Kadare’s most recent novel, “The Successor,” was first published in 2003; it was translated from Albanian to French by Tedi Papavrami, then from French to English by David Bellos. Its translation joins seven other titles now available in English from the same publisher. This time, actual political skulduggery in Albania provided an idea deserving literary exploration. Mehmet Shehu, the handpicked successor to the hated dictator Enver Hoxha, died suddenly in 1981; trouble is, no one ever figured out whether Shehu had committed suicide or been murdered.

Kadare’s story opens at dawn on Dec. 14, when “the Successor’s” body is found dead of a gunshot wound. (The sparing use of names and preference for labels further depersonalizes the characters.) Murder seems unlikely because doors to his home were locked from the inside. But around midnight, a man was seen skulking by the residence. Or no, perhaps it was two men. Two men seemed to be carrying something. Or was the assassin a woman? Or two women? Rivals?

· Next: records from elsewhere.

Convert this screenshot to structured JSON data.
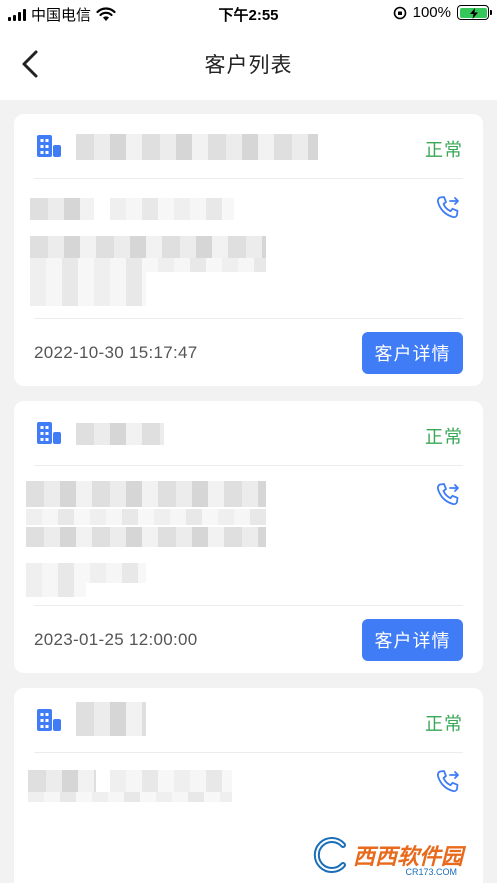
{
  "status_bar": {
    "carrier": "中国电信",
    "time": "下午2:55",
    "battery": "100%",
    "battery_level": 1.0
  },
  "nav": {
    "title": "客户列表",
    "back_icon": "chevron-left-icon"
  },
  "customers": [
    {
      "status": "正常",
      "time": "2022-10-30 15:17:47",
      "detail_label": "客户详情"
    },
    {
      "status": "正常",
      "time": "2023-01-25 12:00:00",
      "detail_label": "客户详情"
    },
    {
      "status": "正常",
      "time": "",
      "detail_label": ""
    }
  ],
  "colors": {
    "status_green": "#3aa757",
    "button_blue": "#3f7cf6",
    "icon_blue": "#3f7cf6"
  },
  "watermark": {
    "brand": "西西软件园",
    "site": "CR173.COM"
  }
}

Suspect after suspect and motive after motive turn up, each as plausible as the others. In Kadare’s thriller, solving a mystery is entirely entangled with politics. Truth becomes irrelevant. The autopsy is forgotten, hastily done later, but results “could be interpreted and reinterpreted on a whim … ” Investigations are bungled and results changed as the dead Successor yoyos in and out of favor. Was he a traitor who deserved to die? Or a hero for some good cause, a worthy martyr?

Americans will find Kadare’s “contradictory and incoherent” government scary. Leaders weren’t elected there. Their first interest is self-interest and survival in a setting where assassination, coup or anti-party activities — fabricated or real — could change the political climate easily. Fiction, yes, but from a system Kadare knows firsthand and depicts with chilling authority.